- PROBLEM REQUIREMENTS: Using the entries that follow, collect the lines where the word "received" appears.

Items from a dataset:
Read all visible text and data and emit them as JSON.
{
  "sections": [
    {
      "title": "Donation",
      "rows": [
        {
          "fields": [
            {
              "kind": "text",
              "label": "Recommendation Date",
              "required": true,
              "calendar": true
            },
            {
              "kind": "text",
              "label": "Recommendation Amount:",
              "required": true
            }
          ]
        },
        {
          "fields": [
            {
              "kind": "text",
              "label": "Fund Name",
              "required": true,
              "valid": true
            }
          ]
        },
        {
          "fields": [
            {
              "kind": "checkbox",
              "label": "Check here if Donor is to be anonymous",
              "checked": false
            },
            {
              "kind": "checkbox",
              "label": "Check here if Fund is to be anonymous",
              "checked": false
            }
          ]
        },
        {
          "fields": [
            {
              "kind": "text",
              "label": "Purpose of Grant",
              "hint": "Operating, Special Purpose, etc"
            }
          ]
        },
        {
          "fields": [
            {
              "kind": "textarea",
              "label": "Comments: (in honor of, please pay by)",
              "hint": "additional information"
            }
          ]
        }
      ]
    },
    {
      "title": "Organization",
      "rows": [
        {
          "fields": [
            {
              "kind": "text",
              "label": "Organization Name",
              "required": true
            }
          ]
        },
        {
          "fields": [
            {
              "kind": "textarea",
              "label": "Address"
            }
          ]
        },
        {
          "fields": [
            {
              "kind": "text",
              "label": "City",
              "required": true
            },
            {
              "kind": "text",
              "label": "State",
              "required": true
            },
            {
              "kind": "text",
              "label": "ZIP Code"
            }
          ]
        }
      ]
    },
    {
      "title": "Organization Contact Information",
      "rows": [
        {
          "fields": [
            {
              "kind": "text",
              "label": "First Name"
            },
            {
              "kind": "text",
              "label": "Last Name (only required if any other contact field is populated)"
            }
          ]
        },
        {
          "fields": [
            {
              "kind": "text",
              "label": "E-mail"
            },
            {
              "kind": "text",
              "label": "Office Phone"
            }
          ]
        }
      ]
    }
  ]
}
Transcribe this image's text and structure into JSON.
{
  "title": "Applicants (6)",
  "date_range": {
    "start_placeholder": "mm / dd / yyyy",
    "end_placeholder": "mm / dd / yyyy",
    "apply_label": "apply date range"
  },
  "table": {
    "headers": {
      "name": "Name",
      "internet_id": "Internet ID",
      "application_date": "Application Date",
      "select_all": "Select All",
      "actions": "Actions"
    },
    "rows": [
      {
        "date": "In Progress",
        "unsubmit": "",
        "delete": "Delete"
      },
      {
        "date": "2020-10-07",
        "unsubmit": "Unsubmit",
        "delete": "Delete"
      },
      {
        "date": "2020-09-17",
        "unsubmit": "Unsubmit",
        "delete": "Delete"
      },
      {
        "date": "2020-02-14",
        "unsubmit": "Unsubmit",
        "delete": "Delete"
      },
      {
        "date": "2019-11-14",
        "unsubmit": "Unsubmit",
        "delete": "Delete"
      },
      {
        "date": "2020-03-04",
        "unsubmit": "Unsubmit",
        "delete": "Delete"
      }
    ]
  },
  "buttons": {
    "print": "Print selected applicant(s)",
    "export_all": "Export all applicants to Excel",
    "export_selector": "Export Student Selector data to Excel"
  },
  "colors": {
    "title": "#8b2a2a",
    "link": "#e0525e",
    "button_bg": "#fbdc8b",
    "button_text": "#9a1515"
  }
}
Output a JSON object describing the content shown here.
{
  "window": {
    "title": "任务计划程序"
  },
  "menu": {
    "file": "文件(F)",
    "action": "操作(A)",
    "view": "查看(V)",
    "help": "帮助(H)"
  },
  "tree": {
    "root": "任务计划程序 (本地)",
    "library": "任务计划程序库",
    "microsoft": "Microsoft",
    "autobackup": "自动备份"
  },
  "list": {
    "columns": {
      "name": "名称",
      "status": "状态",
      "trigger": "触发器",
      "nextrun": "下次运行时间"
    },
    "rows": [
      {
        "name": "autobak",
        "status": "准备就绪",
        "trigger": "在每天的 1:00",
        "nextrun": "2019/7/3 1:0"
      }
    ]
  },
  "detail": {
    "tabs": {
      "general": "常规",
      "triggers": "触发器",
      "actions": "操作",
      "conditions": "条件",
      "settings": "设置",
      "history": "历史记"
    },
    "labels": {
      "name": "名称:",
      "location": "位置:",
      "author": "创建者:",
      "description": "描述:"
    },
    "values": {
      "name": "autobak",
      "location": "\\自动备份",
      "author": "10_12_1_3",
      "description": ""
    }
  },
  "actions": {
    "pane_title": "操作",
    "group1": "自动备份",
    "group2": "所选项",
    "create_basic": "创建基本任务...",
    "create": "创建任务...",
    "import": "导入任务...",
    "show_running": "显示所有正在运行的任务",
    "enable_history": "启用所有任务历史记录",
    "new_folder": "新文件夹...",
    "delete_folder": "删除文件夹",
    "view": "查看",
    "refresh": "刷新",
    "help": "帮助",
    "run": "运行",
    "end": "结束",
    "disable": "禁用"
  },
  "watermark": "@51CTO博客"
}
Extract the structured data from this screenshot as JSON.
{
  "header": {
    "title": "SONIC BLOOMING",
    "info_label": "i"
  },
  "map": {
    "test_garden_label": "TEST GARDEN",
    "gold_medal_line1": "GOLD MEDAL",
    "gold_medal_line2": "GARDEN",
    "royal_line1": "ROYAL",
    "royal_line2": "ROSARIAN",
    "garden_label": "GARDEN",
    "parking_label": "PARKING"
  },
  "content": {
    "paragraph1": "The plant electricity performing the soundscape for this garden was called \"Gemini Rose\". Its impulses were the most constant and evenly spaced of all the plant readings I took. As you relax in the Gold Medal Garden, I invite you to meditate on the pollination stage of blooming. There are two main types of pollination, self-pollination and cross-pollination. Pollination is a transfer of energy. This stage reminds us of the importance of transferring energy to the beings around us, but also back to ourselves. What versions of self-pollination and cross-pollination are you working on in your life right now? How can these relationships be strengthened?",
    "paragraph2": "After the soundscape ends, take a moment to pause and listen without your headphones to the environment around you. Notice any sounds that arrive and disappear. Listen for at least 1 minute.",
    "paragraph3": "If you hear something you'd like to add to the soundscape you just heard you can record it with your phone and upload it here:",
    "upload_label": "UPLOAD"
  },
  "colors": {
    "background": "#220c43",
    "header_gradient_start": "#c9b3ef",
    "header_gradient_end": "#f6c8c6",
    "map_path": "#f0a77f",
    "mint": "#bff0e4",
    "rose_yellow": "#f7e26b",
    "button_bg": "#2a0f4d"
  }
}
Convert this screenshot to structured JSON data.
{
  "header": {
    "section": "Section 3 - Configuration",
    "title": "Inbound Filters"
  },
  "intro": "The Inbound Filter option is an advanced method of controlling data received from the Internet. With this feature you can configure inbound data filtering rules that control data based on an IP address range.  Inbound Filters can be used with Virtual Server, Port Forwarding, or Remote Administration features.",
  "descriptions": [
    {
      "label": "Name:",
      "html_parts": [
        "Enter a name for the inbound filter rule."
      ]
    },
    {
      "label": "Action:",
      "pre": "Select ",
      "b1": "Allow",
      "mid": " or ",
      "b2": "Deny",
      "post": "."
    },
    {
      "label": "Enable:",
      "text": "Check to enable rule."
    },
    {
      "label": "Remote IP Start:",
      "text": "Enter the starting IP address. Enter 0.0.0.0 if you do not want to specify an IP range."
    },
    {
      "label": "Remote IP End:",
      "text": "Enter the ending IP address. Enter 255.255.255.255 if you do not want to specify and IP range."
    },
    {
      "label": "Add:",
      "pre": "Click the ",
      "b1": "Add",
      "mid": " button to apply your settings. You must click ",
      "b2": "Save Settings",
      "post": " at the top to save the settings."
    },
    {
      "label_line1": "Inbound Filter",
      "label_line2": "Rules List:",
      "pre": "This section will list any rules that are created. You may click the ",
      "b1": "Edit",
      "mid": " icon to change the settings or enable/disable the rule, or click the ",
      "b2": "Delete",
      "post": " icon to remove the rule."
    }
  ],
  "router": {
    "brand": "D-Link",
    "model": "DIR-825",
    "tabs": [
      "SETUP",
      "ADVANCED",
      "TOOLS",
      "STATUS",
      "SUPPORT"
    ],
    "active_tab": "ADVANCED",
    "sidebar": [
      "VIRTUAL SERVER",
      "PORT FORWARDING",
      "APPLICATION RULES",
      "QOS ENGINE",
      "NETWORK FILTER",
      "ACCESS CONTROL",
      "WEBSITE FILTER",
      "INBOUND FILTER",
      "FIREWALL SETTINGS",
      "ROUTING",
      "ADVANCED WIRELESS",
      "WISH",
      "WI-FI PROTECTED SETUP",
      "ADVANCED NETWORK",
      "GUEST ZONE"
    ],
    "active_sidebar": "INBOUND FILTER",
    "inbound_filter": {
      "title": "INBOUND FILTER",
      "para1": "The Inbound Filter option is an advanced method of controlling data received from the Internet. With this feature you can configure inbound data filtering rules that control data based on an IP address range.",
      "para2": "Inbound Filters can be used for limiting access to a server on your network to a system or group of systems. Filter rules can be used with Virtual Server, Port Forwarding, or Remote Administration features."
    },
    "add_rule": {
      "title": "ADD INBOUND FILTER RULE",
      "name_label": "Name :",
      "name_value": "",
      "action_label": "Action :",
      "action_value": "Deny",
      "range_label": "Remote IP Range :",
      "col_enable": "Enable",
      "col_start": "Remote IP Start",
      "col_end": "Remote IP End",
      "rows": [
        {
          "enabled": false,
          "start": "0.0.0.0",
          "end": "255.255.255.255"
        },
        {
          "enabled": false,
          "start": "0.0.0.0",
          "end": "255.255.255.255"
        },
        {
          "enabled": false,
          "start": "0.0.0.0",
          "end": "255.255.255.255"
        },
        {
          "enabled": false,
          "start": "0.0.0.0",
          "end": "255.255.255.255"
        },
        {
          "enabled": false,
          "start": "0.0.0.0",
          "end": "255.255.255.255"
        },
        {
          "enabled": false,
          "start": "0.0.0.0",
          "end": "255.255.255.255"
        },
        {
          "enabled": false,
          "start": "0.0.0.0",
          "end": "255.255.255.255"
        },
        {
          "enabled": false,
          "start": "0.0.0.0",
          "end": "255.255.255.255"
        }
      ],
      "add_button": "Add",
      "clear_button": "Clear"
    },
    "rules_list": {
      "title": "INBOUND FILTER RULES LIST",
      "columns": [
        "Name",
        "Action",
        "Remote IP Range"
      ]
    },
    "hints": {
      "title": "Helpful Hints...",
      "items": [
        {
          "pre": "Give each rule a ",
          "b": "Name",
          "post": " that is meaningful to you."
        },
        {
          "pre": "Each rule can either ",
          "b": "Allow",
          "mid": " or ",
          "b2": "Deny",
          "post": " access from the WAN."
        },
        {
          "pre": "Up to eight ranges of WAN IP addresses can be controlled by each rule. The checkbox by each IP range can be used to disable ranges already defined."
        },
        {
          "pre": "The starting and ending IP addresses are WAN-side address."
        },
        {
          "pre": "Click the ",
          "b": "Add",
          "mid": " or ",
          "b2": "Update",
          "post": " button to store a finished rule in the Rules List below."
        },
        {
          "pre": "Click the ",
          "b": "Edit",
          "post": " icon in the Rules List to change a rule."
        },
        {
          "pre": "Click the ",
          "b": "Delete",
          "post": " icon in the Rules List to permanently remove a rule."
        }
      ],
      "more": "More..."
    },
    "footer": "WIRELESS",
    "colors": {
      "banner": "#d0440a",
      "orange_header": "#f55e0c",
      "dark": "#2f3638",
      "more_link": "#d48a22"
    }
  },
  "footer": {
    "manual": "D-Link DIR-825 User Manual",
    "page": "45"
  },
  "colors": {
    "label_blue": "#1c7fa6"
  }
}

- EXERCISE RESULT:
  "intro": "The Inbound Filter option is an advanced method of controlling data received from the Internet. With this feature you can configure inbound data filtering rules that control data based on an IP address range.  Inbound Filters can be used with Virtual Server, Port Forwarding, or Remote Administration features.",
      "para1": "The Inbound Filter option is an advanced method of controlling data received from the Internet. With this feature you can configure inbound data filtering rules that control data based on an IP address range.",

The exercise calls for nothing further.